Tuesday 23rd October 2012
PHOTOGRAPHERS LAUNCH DOCUMENT SCOTLAND
Three prominent Scottish photographers are today launching Document Scotland, a new initiative which aims to promote, encourage and support documentary photography in their homeland.
Jeremy Sutton-Hibbert, Colin McPherson and Stephen McLaren are Scots-born photographers with a passion for documentary photography. Each has been working internationally for the last decade. Now they are turning their lenses on Scotland to document the social, cultural and economic issues facing the country today.
Document Scotland’s newly-launched website www.documentscotland.com will be developed over the coming weeks and months as a showcase and resource for everyone interested in Scottish documentary photography and will aim to:
• Build on the rich historical tradition of documentary photography in Scotland;
• Make photographic work which documents the social, cultural and economic issues facing Scotland today;
• Promote, encourage and develop new and existing photographic talent in Scotland;
• Participate in the growth of the digital economy in Scotland;
• Leave a lasting document as a resource for future generations in Scotland.
Commenting on the launch of Document Scotland, Mr. Sutton-Hibbert said: “Scotland has a long and pioneering tradition in documentary photography, indeed some might argue that we invented the genre. However you define the history of using photographs to record the people, lives and landscape of Scotland, no-one can doubt that we have a rich tradition of producing outstanding work by a multitude of committed, passionate and skillful practitioners, set against many of the great historical events of the age. It is with this sense of a place and history that we decided to establish Document Scotland. We are three Scots-born photographers, each exponents of documentary photography in our own individual ways. We have lived and worked extensively both at home and abroad. Now, in a sense, Caledonia is calling.”
Mr. McPherson commented: “Our aspiration is that the understanding of photographic practice continues to reach every community in Scotland and that people everywhere are inspired to make and enjoy photography. And with that, we will leave a visual document, a testimony to the extraordinary times we are living in.”
Mr. McLaren added: “Scotland today stands at a decisive moment in its history. Events over the next few years will shape how we relate to our neighbours and the wider world. Photography can and should play a central part in documenting this epoch.

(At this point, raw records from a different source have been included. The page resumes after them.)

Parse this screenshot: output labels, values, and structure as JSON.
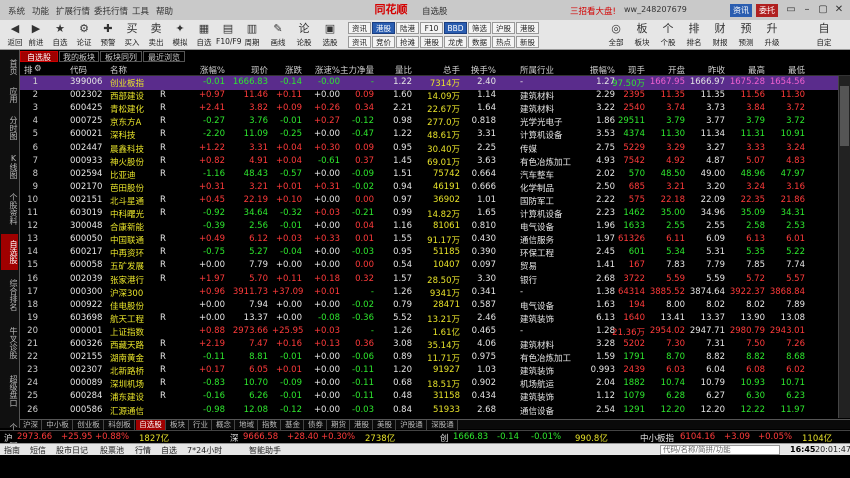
{
  "menu": {
    "items": [
      "系统",
      "功能",
      "扩展行情",
      "委托行情",
      "工具",
      "帮助"
    ]
  },
  "window": {
    "brand": "同花顺",
    "title": "自选股",
    "promo": "三招看大盘!",
    "user": "ww_248207679",
    "news": "资讯",
    "commission": "委托",
    "controls": [
      "▭",
      "–",
      "▢",
      "✕"
    ]
  },
  "toolbar": {
    "buttons": [
      {
        "icon": "◀",
        "label": "返回",
        "name": "back-icon"
      },
      {
        "icon": "▶",
        "label": "前进",
        "name": "forward-icon"
      },
      {
        "icon": "★",
        "label": "自选",
        "name": "watchlist-icon"
      },
      {
        "icon": "⚙",
        "label": "论证",
        "name": "verify-icon"
      },
      {
        "icon": "✚",
        "label": "预警",
        "name": "alert-icon"
      },
      {
        "icon": "买",
        "label": "买入",
        "name": "buy-icon"
      },
      {
        "icon": "卖",
        "label": "卖出",
        "name": "sell-icon"
      },
      {
        "icon": "✦",
        "label": "模拟",
        "name": "simulate-icon"
      },
      {
        "icon": "▦",
        "label": "自选",
        "name": "select-icon"
      },
      {
        "icon": "▤",
        "label": "F10/F9",
        "name": "f10-icon"
      },
      {
        "icon": "▥",
        "label": "周期",
        "name": "period-icon"
      },
      {
        "icon": "✎",
        "label": "画线",
        "name": "draw-icon"
      },
      {
        "icon": "论",
        "label": "论股",
        "name": "discuss-icon"
      },
      {
        "icon": "▣",
        "label": "选股",
        "name": "screen-icon"
      }
    ],
    "grid1": [
      "资讯",
      "港股",
      "陆港",
      "F10",
      "BBD",
      "筛选",
      "沪股",
      "港股"
    ],
    "grid2": [
      "资讯",
      "竞价",
      "抢滩",
      "港股",
      "龙虎",
      "数据",
      "热点",
      "新股"
    ],
    "right_buttons": [
      {
        "icon": "◎",
        "label": "全部"
      },
      {
        "icon": "板",
        "label": "板块"
      },
      {
        "icon": "个",
        "label": "个股"
      },
      {
        "icon": "排",
        "label": "排名"
      },
      {
        "icon": "财",
        "label": "财报"
      },
      {
        "icon": "预",
        "label": "预测"
      },
      {
        "icon": "升",
        "label": "升级"
      },
      {
        "icon": "自",
        "label": "自定"
      }
    ],
    "tail": [
      "报价",
      "大单",
      "指数",
      "期货",
      "相对",
      "报表",
      "港股",
      "美股"
    ]
  },
  "sidetabs": [
    "首页",
    "应用",
    "分时图",
    "K线图",
    "个股资料",
    "自选股",
    "综合排名",
    "牛叉诊股",
    "超级盘口",
    "个股全景"
  ],
  "subtabs": [
    "自选股",
    "我的板块",
    "板块同列",
    "最近浏览"
  ],
  "columns": [
    "代码",
    "名称",
    "",
    "涨幅%",
    "现价",
    "涨跌",
    "涨速%",
    "主力净量",
    "量比",
    "总手",
    "换手%",
    "所属行业",
    "振幅%",
    "现手",
    "开盘",
    "昨收",
    "最高",
    "最低"
  ],
  "rows": [
    {
      "i": "1",
      "code": "399006",
      "name": "创业板指",
      "tag": "",
      "pct": "-0.01",
      "price": "1666.83",
      "chg": "-0.14",
      "spd": "-0.00",
      "main": "-",
      "lb": "1.22",
      "vol": "7314万",
      "turn": "2.40",
      "ind": "-",
      "amp": "1.27",
      "hand": "97.50万",
      "open": "1667.95",
      "prev": "1666.97",
      "high": "1675.28",
      "low": "1654.56",
      "dir": "g"
    },
    {
      "i": "2",
      "code": "002302",
      "name": "西部建设",
      "tag": "R",
      "pct": "+0.97",
      "price": "11.46",
      "chg": "+0.11",
      "spd": "+0.00",
      "main": "0.09",
      "lb": "1.60",
      "vol": "14.09万",
      "turn": "1.14",
      "ind": "建筑材料",
      "amp": "2.29",
      "hand": "2395",
      "open": "11.35",
      "prev": "11.35",
      "high": "11.56",
      "low": "11.30",
      "dir": "r"
    },
    {
      "i": "3",
      "code": "600425",
      "name": "青松建化",
      "tag": "R",
      "pct": "+2.41",
      "price": "3.82",
      "chg": "+0.09",
      "spd": "+0.26",
      "main": "0.34",
      "lb": "2.21",
      "vol": "22.67万",
      "turn": "1.64",
      "ind": "建筑材料",
      "amp": "3.22",
      "hand": "2540",
      "open": "3.74",
      "prev": "3.73",
      "high": "3.84",
      "low": "3.72",
      "dir": "r"
    },
    {
      "i": "4",
      "code": "000725",
      "name": "京东方A",
      "tag": "R",
      "pct": "-0.27",
      "price": "3.76",
      "chg": "-0.01",
      "spd": "+0.27",
      "main": "-0.12",
      "lb": "0.98",
      "vol": "277.0万",
      "turn": "0.818",
      "ind": "光学光电子",
      "amp": "1.86",
      "hand": "29511",
      "open": "3.79",
      "prev": "3.77",
      "high": "3.79",
      "low": "3.72",
      "dir": "g"
    },
    {
      "i": "5",
      "code": "600021",
      "name": "深科技",
      "tag": "R",
      "pct": "-2.20",
      "price": "11.09",
      "chg": "-0.25",
      "spd": "+0.00",
      "main": "-0.47",
      "lb": "1.22",
      "vol": "48.61万",
      "turn": "3.31",
      "ind": "计算机设备",
      "amp": "3.53",
      "hand": "4374",
      "open": "11.30",
      "prev": "11.34",
      "high": "11.31",
      "low": "10.91",
      "dir": "g"
    },
    {
      "i": "6",
      "code": "002447",
      "name": "晨鑫科技",
      "tag": "R",
      "pct": "+1.22",
      "price": "3.31",
      "chg": "+0.04",
      "spd": "+0.30",
      "main": "0.09",
      "lb": "0.95",
      "vol": "30.40万",
      "turn": "2.25",
      "ind": "传媒",
      "amp": "2.75",
      "hand": "5229",
      "open": "3.29",
      "prev": "3.27",
      "high": "3.33",
      "low": "3.24",
      "dir": "r"
    },
    {
      "i": "7",
      "code": "000933",
      "name": "神火股份",
      "tag": "R",
      "pct": "+0.82",
      "price": "4.91",
      "chg": "+0.04",
      "spd": "-0.61",
      "main": "0.37",
      "lb": "1.45",
      "vol": "69.01万",
      "turn": "3.63",
      "ind": "有色冶炼加工",
      "amp": "4.93",
      "hand": "7542",
      "open": "4.92",
      "prev": "4.87",
      "high": "5.07",
      "low": "4.83",
      "dir": "r"
    },
    {
      "i": "8",
      "code": "002594",
      "name": "比亚迪",
      "tag": "R",
      "pct": "-1.16",
      "price": "48.43",
      "chg": "-0.57",
      "spd": "+0.00",
      "main": "-0.09",
      "lb": "1.51",
      "vol": "75742",
      "turn": "0.664",
      "ind": "汽车整车",
      "amp": "2.02",
      "hand": "570",
      "open": "48.50",
      "prev": "49.00",
      "high": "48.96",
      "low": "47.97",
      "dir": "g"
    },
    {
      "i": "9",
      "code": "002170",
      "name": "芭田股份",
      "tag": "",
      "pct": "+0.31",
      "price": "3.21",
      "chg": "+0.01",
      "spd": "+0.31",
      "main": "-0.02",
      "lb": "0.94",
      "vol": "46191",
      "turn": "0.666",
      "ind": "化学制品",
      "amp": "2.50",
      "hand": "685",
      "open": "3.21",
      "prev": "3.20",
      "high": "3.24",
      "low": "3.16",
      "dir": "r"
    },
    {
      "i": "10",
      "code": "002151",
      "name": "北斗星通",
      "tag": "R",
      "pct": "+0.45",
      "price": "22.19",
      "chg": "+0.10",
      "spd": "+0.00",
      "main": "0.00",
      "lb": "0.97",
      "vol": "36902",
      "turn": "1.01",
      "ind": "国防军工",
      "amp": "2.22",
      "hand": "575",
      "open": "22.18",
      "prev": "22.09",
      "high": "22.35",
      "low": "21.86",
      "dir": "r"
    },
    {
      "i": "11",
      "code": "603019",
      "name": "中科曙光",
      "tag": "R",
      "pct": "-0.92",
      "price": "34.64",
      "chg": "-0.32",
      "spd": "+0.03",
      "main": "-0.21",
      "lb": "0.99",
      "vol": "14.82万",
      "turn": "1.65",
      "ind": "计算机设备",
      "amp": "2.23",
      "hand": "1462",
      "open": "35.00",
      "prev": "34.96",
      "high": "35.09",
      "low": "34.31",
      "dir": "g"
    },
    {
      "i": "12",
      "code": "300048",
      "name": "合康新能",
      "tag": "",
      "pct": "-0.39",
      "price": "2.56",
      "chg": "-0.01",
      "spd": "+0.00",
      "main": "0.04",
      "lb": "1.16",
      "vol": "81061",
      "turn": "0.810",
      "ind": "电气设备",
      "amp": "1.96",
      "hand": "1633",
      "open": "2.55",
      "prev": "2.55",
      "high": "2.58",
      "low": "2.53",
      "dir": "g"
    },
    {
      "i": "13",
      "code": "600050",
      "name": "中国联通",
      "tag": "R",
      "pct": "+0.49",
      "price": "6.12",
      "chg": "+0.03",
      "spd": "+0.33",
      "main": "0.01",
      "lb": "1.55",
      "vol": "91.17万",
      "turn": "0.430",
      "ind": "通信服务",
      "amp": "1.97",
      "hand": "61326",
      "open": "6.11",
      "prev": "6.09",
      "high": "6.13",
      "low": "6.01",
      "dir": "r"
    },
    {
      "i": "14",
      "code": "600217",
      "name": "中再资环",
      "tag": "R",
      "pct": "-0.75",
      "price": "5.27",
      "chg": "-0.04",
      "spd": "+0.00",
      "main": "-0.03",
      "lb": "0.95",
      "vol": "51185",
      "turn": "0.390",
      "ind": "环保工程",
      "amp": "2.45",
      "hand": "601",
      "open": "5.34",
      "prev": "5.31",
      "high": "5.35",
      "low": "5.22",
      "dir": "g"
    },
    {
      "i": "15",
      "code": "600058",
      "name": "五矿发展",
      "tag": "R",
      "pct": "+0.00",
      "price": "7.79",
      "chg": "+0.00",
      "spd": "+0.00",
      "main": "0.00",
      "lb": "0.54",
      "vol": "10407",
      "turn": "0.097",
      "ind": "贸易",
      "amp": "1.41",
      "hand": "167",
      "open": "7.83",
      "prev": "7.79",
      "high": "7.85",
      "low": "7.74",
      "dir": "w"
    },
    {
      "i": "16",
      "code": "002039",
      "name": "张家港行",
      "tag": "R",
      "pct": "+1.97",
      "price": "5.70",
      "chg": "+0.11",
      "spd": "+0.18",
      "main": "0.32",
      "lb": "1.57",
      "vol": "28.50万",
      "turn": "3.30",
      "ind": "银行",
      "amp": "2.68",
      "hand": "3722",
      "open": "5.59",
      "prev": "5.59",
      "high": "5.72",
      "low": "5.57",
      "dir": "r"
    },
    {
      "i": "17",
      "code": "000300",
      "name": "沪深300",
      "tag": "",
      "pct": "+0.96",
      "price": "3911.73",
      "chg": "+37.09",
      "spd": "+0.01",
      "main": "-",
      "lb": "1.26",
      "vol": "9341万",
      "turn": "0.341",
      "ind": "-",
      "amp": "1.38",
      "hand": "64314",
      "open": "3885.52",
      "prev": "3874.64",
      "high": "3922.37",
      "low": "3868.84",
      "dir": "r"
    },
    {
      "i": "18",
      "code": "000922",
      "name": "佳电股份",
      "tag": "",
      "pct": "+0.00",
      "price": "7.94",
      "chg": "+0.00",
      "spd": "+0.00",
      "main": "-0.02",
      "lb": "0.79",
      "vol": "28471",
      "turn": "0.587",
      "ind": "电气设备",
      "amp": "1.63",
      "hand": "194",
      "open": "8.00",
      "prev": "8.02",
      "high": "8.02",
      "low": "7.89",
      "dir": "w"
    },
    {
      "i": "19",
      "code": "603698",
      "name": "航天工程",
      "tag": "R",
      "pct": "+0.00",
      "price": "13.37",
      "chg": "+0.00",
      "spd": "-0.08",
      "main": "-0.36",
      "lb": "5.52",
      "vol": "13.21万",
      "turn": "2.46",
      "ind": "建筑装饰",
      "amp": "6.13",
      "hand": "1640",
      "open": "13.41",
      "prev": "13.37",
      "high": "13.90",
      "low": "13.08",
      "dir": "w"
    },
    {
      "i": "20",
      "code": "000001",
      "name": "上证指数",
      "tag": "",
      "pct": "+0.88",
      "price": "2973.66",
      "chg": "+25.95",
      "spd": "+0.03",
      "main": "-",
      "lb": "1.26",
      "vol": "1.61亿",
      "turn": "0.465",
      "ind": "-",
      "amp": "1.28",
      "hand": "21.36万",
      "open": "2954.02",
      "prev": "2947.71",
      "high": "2980.79",
      "low": "2943.01",
      "dir": "r"
    },
    {
      "i": "21",
      "code": "600326",
      "name": "西藏天路",
      "tag": "R",
      "pct": "+2.19",
      "price": "7.47",
      "chg": "+0.16",
      "spd": "+0.13",
      "main": "0.36",
      "lb": "3.08",
      "vol": "35.14万",
      "turn": "4.06",
      "ind": "建筑材料",
      "amp": "3.28",
      "hand": "5202",
      "open": "7.30",
      "prev": "7.31",
      "high": "7.50",
      "low": "7.26",
      "dir": "r"
    },
    {
      "i": "22",
      "code": "002155",
      "name": "湖南黄金",
      "tag": "R",
      "pct": "-0.11",
      "price": "8.81",
      "chg": "-0.01",
      "spd": "+0.00",
      "main": "-0.06",
      "lb": "0.89",
      "vol": "11.71万",
      "turn": "0.975",
      "ind": "有色冶炼加工",
      "amp": "1.59",
      "hand": "1791",
      "open": "8.70",
      "prev": "8.82",
      "high": "8.82",
      "low": "8.68",
      "dir": "g"
    },
    {
      "i": "23",
      "code": "002307",
      "name": "北新路桥",
      "tag": "R",
      "pct": "+0.17",
      "price": "6.05",
      "chg": "+0.01",
      "spd": "+0.00",
      "main": "-0.11",
      "lb": "1.20",
      "vol": "91927",
      "turn": "1.03",
      "ind": "建筑装饰",
      "amp": "0.993",
      "hand": "2439",
      "open": "6.03",
      "prev": "6.04",
      "high": "6.08",
      "low": "6.02",
      "dir": "r"
    },
    {
      "i": "24",
      "code": "000089",
      "name": "深圳机场",
      "tag": "R",
      "pct": "-0.83",
      "price": "10.70",
      "chg": "-0.09",
      "spd": "+0.00",
      "main": "-0.11",
      "lb": "0.68",
      "vol": "18.51万",
      "turn": "0.902",
      "ind": "机场航运",
      "amp": "2.04",
      "hand": "1882",
      "open": "10.74",
      "prev": "10.79",
      "high": "10.93",
      "low": "10.71",
      "dir": "g"
    },
    {
      "i": "25",
      "code": "600284",
      "name": "浦东建设",
      "tag": "R",
      "pct": "-0.16",
      "price": "6.26",
      "chg": "-0.01",
      "spd": "+0.00",
      "main": "-0.11",
      "lb": "0.48",
      "vol": "31158",
      "turn": "0.434",
      "ind": "建筑装饰",
      "amp": "1.12",
      "hand": "1079",
      "open": "6.28",
      "prev": "6.27",
      "high": "6.30",
      "low": "6.23",
      "dir": "g"
    },
    {
      "i": "26",
      "code": "000586",
      "name": "汇源通信",
      "tag": "",
      "pct": "-0.98",
      "price": "12.08",
      "chg": "-0.12",
      "spd": "+0.00",
      "main": "-0.03",
      "lb": "0.84",
      "vol": "51933",
      "turn": "2.68",
      "ind": "通信设备",
      "amp": "2.54",
      "hand": "1291",
      "open": "12.20",
      "prev": "12.20",
      "high": "12.22",
      "low": "11.97",
      "dir": "g"
    }
  ],
  "bottom_tabs": [
    "沪深",
    "中小板",
    "创业板",
    "科创板",
    "自选股",
    "板块",
    "行业",
    "概念",
    "地域",
    "指数",
    "基金",
    "债券",
    "期货",
    "港股",
    "美股",
    "沪股通",
    "深股通"
  ],
  "index_bar": [
    {
      "label": "沪",
      "val": "2973.66",
      "chg": "+25.95",
      "pct": "+0.88%",
      "amt": "1827亿",
      "dir": "r"
    },
    {
      "label": "深",
      "val": "9666.58",
      "chg": "+28.40",
      "pct": "+0.30%",
      "amt": "2738亿",
      "dir": "r"
    },
    {
      "label": "创",
      "val": "1666.83",
      "chg": "-0.14",
      "pct": "-0.01%",
      "amt": "990.8亿",
      "dir": "g"
    },
    {
      "label": "中小板指",
      "val": "6104.16",
      "chg": "+3.09",
      "pct": "+0.05%",
      "amt": "1104亿",
      "dir": "r"
    }
  ],
  "status": {
    "items": [
      "指南",
      "短信",
      "股市日记",
      "股票池",
      "行情",
      "自选",
      "7*24小时",
      "智能助手"
    ],
    "search_placeholder": "代码/名称/简拼/功能",
    "time1": "16:45",
    "time2": "20:01:47"
  }
}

Document Scotland hopes to play a part not only in recording this era but also in growing the photography economy of Scotland by instigating, collaborating and disseminating photographic work and practice through traditional and new means.”
Thank you for visiting.